In the movie Predator, Arnold Schwarzenegger hid from an alien's night vision system by covering himself in mud. He might have found things much easier, however, if he'd had access to a newly-developed thermal camouflage material.

Developed by an international team led by the University of Manchester's Coskun Kocabas, the thin, light, flexible material is made up of three layers.

The top layer is in turn composed of multiple sub-layers of graphene (a one-atom-thick sheet of linked carbon atoms), and it serves as an electrode. The bottom layer, which is also an electrode – but of the opposite polarity – is made of heat-resistant nylon coated with gold. Between these two electrode layers is a membrane which is soaked in an ionic liquid (salt in a liquid state) that contains both positively- and negatively-charged ions.

When a small electrical current is applied to the material, the ions temporarily travel from the membrane and into the graphene. Within a matter of seconds, this drastically reduces the amount of infrared radiation (IR) emitted through the surface of the material. Most night vision cameras utilize a thermal imaging system, which detects such radiation – the amount of IR that's emitted by an object (such as a human body) is directly proportional to how warm that object is.

In lab tests, the electronically-tuneable material was successfully used to mask the thermal signature of a person's hand. It was also able to automatically adapt to the temperature of its environment, allowing it to thermally blend in with its surroundings. The researchers now hope that the technology could be used not only for hiding objects from thermal imaging systems, but possibly also in applications such as adaptive heat shields for satellites.

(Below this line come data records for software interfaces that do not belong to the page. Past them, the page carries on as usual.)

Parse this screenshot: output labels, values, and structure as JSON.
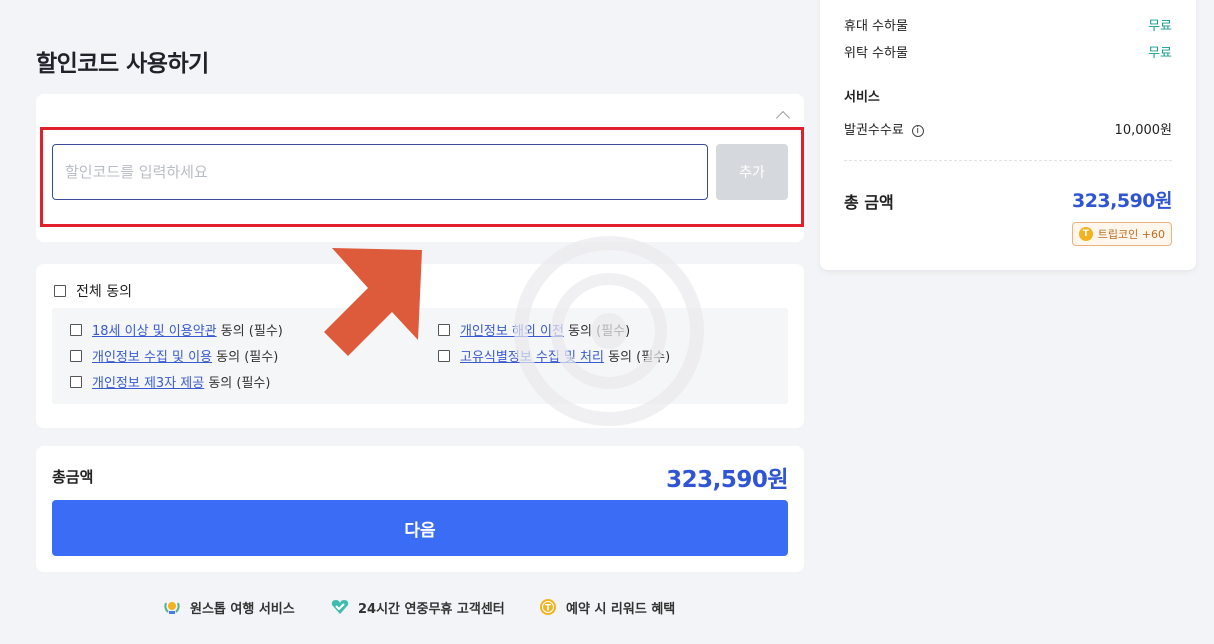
{
  "page": {
    "title": "할인코드 사용하기"
  },
  "discount": {
    "placeholder": "할인코드를 입력하세요",
    "add_label": "추가"
  },
  "terms": {
    "all_label": "전체 동의",
    "items": [
      {
        "link": "18세 이상 및 이용약관",
        "suffix": " 동의 (필수)"
      },
      {
        "link": "개인정보 수집 및 이용",
        "suffix": " 동의 (필수)"
      },
      {
        "link": "개인정보 제3자 제공",
        "suffix": " 동의 (필수)"
      },
      {
        "link": "개인정보 해외 이전",
        "suffix": " 동의 (필수)"
      },
      {
        "link": "고유식별정보 수집 및 처리",
        "suffix": " 동의 (필수)"
      }
    ]
  },
  "total": {
    "label": "총금액",
    "value": "323,590원",
    "next_label": "다음"
  },
  "features": [
    {
      "icon": "laurel-badge-icon",
      "label": "원스톱 여행 서비스"
    },
    {
      "icon": "heart-check-icon",
      "label": "24시간 연중무휴 고객센터"
    },
    {
      "icon": "coin-icon",
      "label": "예약 시 리워드 혜택"
    }
  ],
  "summary": {
    "rows": [
      {
        "label": "휴대 수하물",
        "value": "무료"
      },
      {
        "label": "위탁 수하물",
        "value": "무료"
      }
    ],
    "service_heading": "서비스",
    "fee_label": "발권수수료",
    "fee_value": "10,000원",
    "grand_label": "총 금액",
    "grand_value": "323,590원",
    "coin_label": "트립코인 +60",
    "coin_icon_letter": "T"
  },
  "colors": {
    "accent": "#3a6cf6",
    "price": "#2f55d4",
    "free": "#159b8e",
    "highlight": "#e0202a",
    "arrow": "#dd5b3a"
  }
}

A paper on the project – which also involved scientists from Bilkent University and the Izmir Institute of Technology (both in Turkey) along with MIT – was published this Wednesday in the journal Nano Letters.